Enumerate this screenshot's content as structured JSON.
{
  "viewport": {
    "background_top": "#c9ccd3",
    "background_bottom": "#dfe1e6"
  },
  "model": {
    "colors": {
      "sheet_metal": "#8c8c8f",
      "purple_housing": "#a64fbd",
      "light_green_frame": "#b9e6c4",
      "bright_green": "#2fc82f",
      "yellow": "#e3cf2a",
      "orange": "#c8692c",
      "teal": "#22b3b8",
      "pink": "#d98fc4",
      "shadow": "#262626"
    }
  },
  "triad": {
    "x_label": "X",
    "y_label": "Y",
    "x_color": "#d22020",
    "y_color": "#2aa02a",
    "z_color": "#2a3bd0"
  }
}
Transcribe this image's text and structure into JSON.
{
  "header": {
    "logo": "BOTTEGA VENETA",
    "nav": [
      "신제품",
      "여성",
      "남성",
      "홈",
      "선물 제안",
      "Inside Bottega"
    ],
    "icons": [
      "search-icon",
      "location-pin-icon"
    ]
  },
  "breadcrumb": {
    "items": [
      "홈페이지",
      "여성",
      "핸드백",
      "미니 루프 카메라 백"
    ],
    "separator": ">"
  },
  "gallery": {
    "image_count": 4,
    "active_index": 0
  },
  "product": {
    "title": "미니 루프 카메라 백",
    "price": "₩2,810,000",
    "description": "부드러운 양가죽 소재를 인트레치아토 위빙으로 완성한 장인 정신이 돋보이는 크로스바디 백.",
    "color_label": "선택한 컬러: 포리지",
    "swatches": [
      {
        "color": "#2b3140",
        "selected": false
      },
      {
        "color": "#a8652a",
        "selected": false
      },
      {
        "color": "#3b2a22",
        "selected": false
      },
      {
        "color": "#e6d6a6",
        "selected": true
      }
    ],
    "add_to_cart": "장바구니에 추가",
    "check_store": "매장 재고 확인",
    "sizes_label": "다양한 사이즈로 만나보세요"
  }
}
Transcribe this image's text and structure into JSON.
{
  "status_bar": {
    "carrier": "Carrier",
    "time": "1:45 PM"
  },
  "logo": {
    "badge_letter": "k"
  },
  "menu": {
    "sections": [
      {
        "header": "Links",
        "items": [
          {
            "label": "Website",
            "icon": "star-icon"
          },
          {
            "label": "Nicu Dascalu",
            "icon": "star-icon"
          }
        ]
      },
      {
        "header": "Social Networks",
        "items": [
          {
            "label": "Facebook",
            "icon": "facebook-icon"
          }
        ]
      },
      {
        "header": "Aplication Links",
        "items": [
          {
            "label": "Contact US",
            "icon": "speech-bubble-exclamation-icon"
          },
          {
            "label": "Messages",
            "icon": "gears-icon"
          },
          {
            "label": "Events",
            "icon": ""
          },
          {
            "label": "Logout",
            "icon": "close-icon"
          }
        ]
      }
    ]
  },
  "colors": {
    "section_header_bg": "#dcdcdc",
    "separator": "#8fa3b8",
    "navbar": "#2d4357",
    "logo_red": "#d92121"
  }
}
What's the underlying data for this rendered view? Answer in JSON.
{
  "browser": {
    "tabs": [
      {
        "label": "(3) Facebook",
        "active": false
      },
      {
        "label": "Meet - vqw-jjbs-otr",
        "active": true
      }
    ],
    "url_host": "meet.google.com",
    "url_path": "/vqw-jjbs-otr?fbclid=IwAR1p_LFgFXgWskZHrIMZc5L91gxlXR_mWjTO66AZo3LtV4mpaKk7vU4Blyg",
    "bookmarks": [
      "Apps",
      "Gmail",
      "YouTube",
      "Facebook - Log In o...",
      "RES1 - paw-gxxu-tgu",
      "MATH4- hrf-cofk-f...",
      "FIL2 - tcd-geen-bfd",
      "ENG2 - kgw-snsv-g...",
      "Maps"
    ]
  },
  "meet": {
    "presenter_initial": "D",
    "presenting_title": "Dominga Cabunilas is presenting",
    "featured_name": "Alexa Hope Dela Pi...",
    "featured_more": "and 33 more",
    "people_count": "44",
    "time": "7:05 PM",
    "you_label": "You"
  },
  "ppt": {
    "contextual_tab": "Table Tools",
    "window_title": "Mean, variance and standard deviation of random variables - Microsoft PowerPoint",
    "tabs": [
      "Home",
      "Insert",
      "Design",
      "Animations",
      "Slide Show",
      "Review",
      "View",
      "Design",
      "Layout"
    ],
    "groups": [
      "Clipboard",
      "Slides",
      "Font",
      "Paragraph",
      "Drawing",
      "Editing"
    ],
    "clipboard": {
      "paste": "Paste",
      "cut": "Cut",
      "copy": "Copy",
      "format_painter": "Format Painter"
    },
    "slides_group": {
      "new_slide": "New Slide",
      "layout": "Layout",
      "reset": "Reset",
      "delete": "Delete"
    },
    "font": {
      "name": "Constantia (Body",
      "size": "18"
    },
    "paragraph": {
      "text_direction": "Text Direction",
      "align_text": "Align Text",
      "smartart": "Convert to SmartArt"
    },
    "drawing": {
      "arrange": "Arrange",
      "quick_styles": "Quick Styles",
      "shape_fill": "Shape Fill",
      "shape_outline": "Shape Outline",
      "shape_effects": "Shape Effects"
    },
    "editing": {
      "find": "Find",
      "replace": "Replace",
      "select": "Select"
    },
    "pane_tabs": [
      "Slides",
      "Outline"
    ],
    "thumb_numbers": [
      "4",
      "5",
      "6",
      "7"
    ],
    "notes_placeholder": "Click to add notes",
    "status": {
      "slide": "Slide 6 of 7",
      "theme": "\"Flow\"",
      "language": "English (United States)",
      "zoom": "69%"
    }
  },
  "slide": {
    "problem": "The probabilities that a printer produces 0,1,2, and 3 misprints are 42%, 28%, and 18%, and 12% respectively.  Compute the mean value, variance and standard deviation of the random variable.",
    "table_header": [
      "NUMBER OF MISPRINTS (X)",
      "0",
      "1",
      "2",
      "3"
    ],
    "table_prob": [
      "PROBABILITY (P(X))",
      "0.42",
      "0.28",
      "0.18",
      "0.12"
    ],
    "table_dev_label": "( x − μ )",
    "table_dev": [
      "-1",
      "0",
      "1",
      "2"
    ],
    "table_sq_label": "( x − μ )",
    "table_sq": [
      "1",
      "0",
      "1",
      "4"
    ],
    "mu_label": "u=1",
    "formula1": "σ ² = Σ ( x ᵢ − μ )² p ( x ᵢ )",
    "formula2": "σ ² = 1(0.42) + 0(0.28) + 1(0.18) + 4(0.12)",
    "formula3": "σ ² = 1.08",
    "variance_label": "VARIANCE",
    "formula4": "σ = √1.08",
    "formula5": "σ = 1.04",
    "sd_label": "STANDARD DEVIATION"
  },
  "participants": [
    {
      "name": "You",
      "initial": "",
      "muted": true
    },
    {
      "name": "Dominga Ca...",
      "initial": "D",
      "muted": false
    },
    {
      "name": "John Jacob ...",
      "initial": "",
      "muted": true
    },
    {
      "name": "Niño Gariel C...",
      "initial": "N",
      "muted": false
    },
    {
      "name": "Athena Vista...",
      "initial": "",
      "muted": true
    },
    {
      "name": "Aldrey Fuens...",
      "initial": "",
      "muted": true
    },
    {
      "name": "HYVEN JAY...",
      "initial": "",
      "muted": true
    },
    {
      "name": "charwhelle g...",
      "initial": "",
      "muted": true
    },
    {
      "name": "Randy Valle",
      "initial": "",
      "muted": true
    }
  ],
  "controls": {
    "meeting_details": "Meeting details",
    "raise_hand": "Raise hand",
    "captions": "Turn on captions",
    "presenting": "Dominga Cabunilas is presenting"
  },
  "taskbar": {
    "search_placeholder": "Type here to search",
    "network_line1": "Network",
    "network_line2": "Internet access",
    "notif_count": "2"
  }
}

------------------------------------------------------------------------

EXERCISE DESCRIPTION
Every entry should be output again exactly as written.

WRITTEN ANSWER
Enumerate this screenshot's content as structured JSON.
{
  "viewport": {
    "background_top": "#c9ccd3",
    "background_bottom": "#dfe1e6"
  },
  "model": {
    "colors": {
      "sheet_metal": "#8c8c8f",
      "purple_housing": "#a64fbd",
      "light_green_frame": "#b9e6c4",
      "bright_green": "#2fc82f",
      "yellow": "#e3cf2a",
      "orange": "#c8692c",
      "teal": "#22b3b8",
      "pink": "#d98fc4",
      "shadow": "#262626"
    }
  },
  "triad": {
    "x_label": "X",
    "y_label": "Y",
    "x_color": "#d22020",
    "y_color": "#2aa02a",
    "z_color": "#2a3bd0"
  }
}
Transcribe this image's text and structure into JSON.
{
  "header": {
    "logo": "BOTTEGA VENETA",
    "nav": [
      "신제품",
      "여성",
      "남성",
      "홈",
      "선물 제안",
      "Inside Bottega"
    ],
    "icons": [
      "search-icon",
      "location-pin-icon"
    ]
  },
  "breadcrumb": {
    "items": [
      "홈페이지",
      "여성",
      "핸드백",
      "미니 루프 카메라 백"
    ],
    "separator": ">"
  },
  "gallery": {
    "image_count": 4,
    "active_index": 0
  },
  "product": {
    "title": "미니 루프 카메라 백",
    "price": "₩2,810,000",
    "description": "부드러운 양가죽 소재를 인트레치아토 위빙으로 완성한 장인 정신이 돋보이는 크로스바디 백.",
    "color_label": "선택한 컬러: 포리지",
    "swatches": [
      {
        "color": "#2b3140",
        "selected": false
      },
      {
        "color": "#a8652a",
        "selected": false
      },
      {
        "color": "#3b2a22",
        "selected": false
      },
      {
        "color": "#e6d6a6",
        "selected": true
      }
    ],
    "add_to_cart": "장바구니에 추가",
    "check_store": "매장 재고 확인",
    "sizes_label": "다양한 사이즈로 만나보세요"
  }
}
Transcribe this image's text and structure into JSON.
{
  "status_bar": {
    "carrier": "Carrier",
    "time": "1:45 PM"
  },
  "logo": {
    "badge_letter": "k"
  },
  "menu": {
    "sections": [
      {
        "header": "Links",
        "items": [
          {
            "label": "Website",
            "icon": "star-icon"
          },
          {
            "label": "Nicu Dascalu",
            "icon": "star-icon"
          }
        ]
      },
      {
        "header": "Social Networks",
        "items": [
          {
            "label": "Facebook",
            "icon": "facebook-icon"
          }
        ]
      },
      {
        "header": "Aplication Links",
        "items": [
          {
            "label": "Contact US",
            "icon": "speech-bubble-exclamation-icon"
          },
          {
            "label": "Messages",
            "icon": "gears-icon"
          },
          {
            "label": "Events",
            "icon": ""
          },
          {
            "label": "Logout",
            "icon": "close-icon"
          }
        ]
      }
    ]
  },
  "colors": {
    "section_header_bg": "#dcdcdc",
    "separator": "#8fa3b8",
    "navbar": "#2d4357",
    "logo_red": "#d92121"
  }
}
What's the underlying data for this rendered view? Answer in JSON.
{
  "browser": {
    "tabs": [
      {
        "label": "(3) Facebook",
        "active": false
      },
      {
        "label": "Meet - vqw-jjbs-otr",
        "active": true
      }
    ],
    "url_host": "meet.google.com",
    "url_path": "/vqw-jjbs-otr?fbclid=IwAR1p_LFgFXgWskZHrIMZc5L91gxlXR_mWjTO66AZo3LtV4mpaKk7vU4Blyg",
    "bookmarks": [
      "Apps",
      "Gmail",
      "YouTube",
      "Facebook - Log In o...",
      "RES1 - paw-gxxu-tgu",
      "MATH4- hrf-cofk-f...",
      "FIL2 - tcd-geen-bfd",
      "ENG2 - kgw-snsv-g...",
      "Maps"
    ]
  },
  "meet": {
    "presenter_initial": "D",
    "presenting_title": "Dominga Cabunilas is presenting",
    "featured_name": "Alexa Hope Dela Pi...",
    "featured_more": "and 33 more",
    "people_count": "44",
    "time": "7:05 PM",
    "you_label": "You"
  },
  "ppt": {
    "contextual_tab": "Table Tools",
    "window_title": "Mean, variance and standard deviation of random variables - Microsoft PowerPoint",
    "tabs": [
      "Home",
      "Insert",
      "Design",
      "Animations",
      "Slide Show",
      "Review",
      "View",
      "Design",
      "Layout"
    ],
    "groups": [
      "Clipboard",
      "Slides",
      "Font",
      "Paragraph",
      "Drawing",
      "Editing"
    ],
    "clipboard": {
      "paste": "Paste",
      "cut": "Cut",
      "copy": "Copy",
      "format_painter": "Format Painter"
    },
    "slides_group": {
      "new_slide": "New Slide",
      "layout": "Layout",
      "reset": "Reset",
      "delete": "Delete"
    },
    "font": {
      "name": "Constantia (Body",
      "size": "18"
    },
    "paragraph": {
      "text_direction": "Text Direction",
      "align_text": "Align Text",
      "smartart": "Convert to SmartArt"
    },
    "drawing": {
      "arrange": "Arrange",
      "quick_styles": "Quick Styles",
      "shape_fill": "Shape Fill",
      "shape_outline": "Shape Outline",
      "shape_effects": "Shape Effects"
    },
    "editing": {
      "find": "Find",
      "replace": "Replace",
      "select": "Select"
    },
    "pane_tabs": [
      "Slides",
      "Outline"
    ],
    "thumb_numbers": [
      "4",
      "5",
      "6",
      "7"
    ],
    "notes_placeholder": "Click to add notes",
    "status": {
      "slide": "Slide 6 of 7",
      "theme": "\"Flow\"",
      "language": "English (United States)",
      "zoom": "69%"
    }
  },
  "slide": {
    "problem": "The probabilities that a printer produces 0,1,2, and 3 misprints are 42%, 28%, and 18%, and 12% respectively.  Compute the mean value, variance and standard deviation of the random variable.",
    "table_header": [
      "NUMBER OF MISPRINTS (X)",
      "0",
      "1",
      "2",
      "3"
    ],
    "table_prob": [
      "PROBABILITY (P(X))",
      "0.42",
      "0.28",
      "0.18",
      "0.12"
    ],
    "table_dev_label": "( x − μ )",
    "table_dev": [
      "-1",
      "0",
      "1",
      "2"
    ],
    "table_sq_label": "( x − μ )",
    "table_sq": [
      "1",
      "0",
      "1",
      "4"
    ],
    "mu_label": "u=1",
    "formula1": "σ ² = Σ ( x ᵢ − μ )² p ( x ᵢ )",
    "formula2": "σ ² = 1(0.42) + 0(0.28) + 1(0.18) + 4(0.12)",
    "formula3": "σ ² = 1.08",
    "variance_label": "VARIANCE",
    "formula4": "σ = √1.08",
    "formula5": "σ = 1.04",
    "sd_label": "STANDARD DEVIATION"
  },
  "participants": [
    {
      "name": "You",
      "initial": "",
      "muted": true
    },
    {
      "name": "Dominga Ca...",
      "initial": "D",
      "muted": false
    },
    {
      "name": "John Jacob ...",
      "initial": "",
      "muted": true
    },
    {
      "name": "Niño Gariel C...",
      "initial": "N",
      "muted": false
    },
    {
      "name": "Athena Vista...",
      "initial": "",
      "muted": true
    },
    {
      "name": "Aldrey Fuens...",
      "initial": "",
      "muted": true
    },
    {
      "name": "HYVEN JAY...",
      "initial": "",
      "muted": true
    },
    {
      "name": "charwhelle g...",
      "initial": "",
      "muted": true
    },
    {
      "name": "Randy Valle",
      "initial": "",
      "muted": true
    }
  ],
  "controls": {
    "meeting_details": "Meeting details",
    "raise_hand": "Raise hand",
    "captions": "Turn on captions",
    "presenting": "Dominga Cabunilas is presenting"
  },
  "taskbar": {
    "search_placeholder": "Type here to search",
    "network_line1": "Network",
    "network_line2": "Internet access",
    "notif_count": "2"
  }
}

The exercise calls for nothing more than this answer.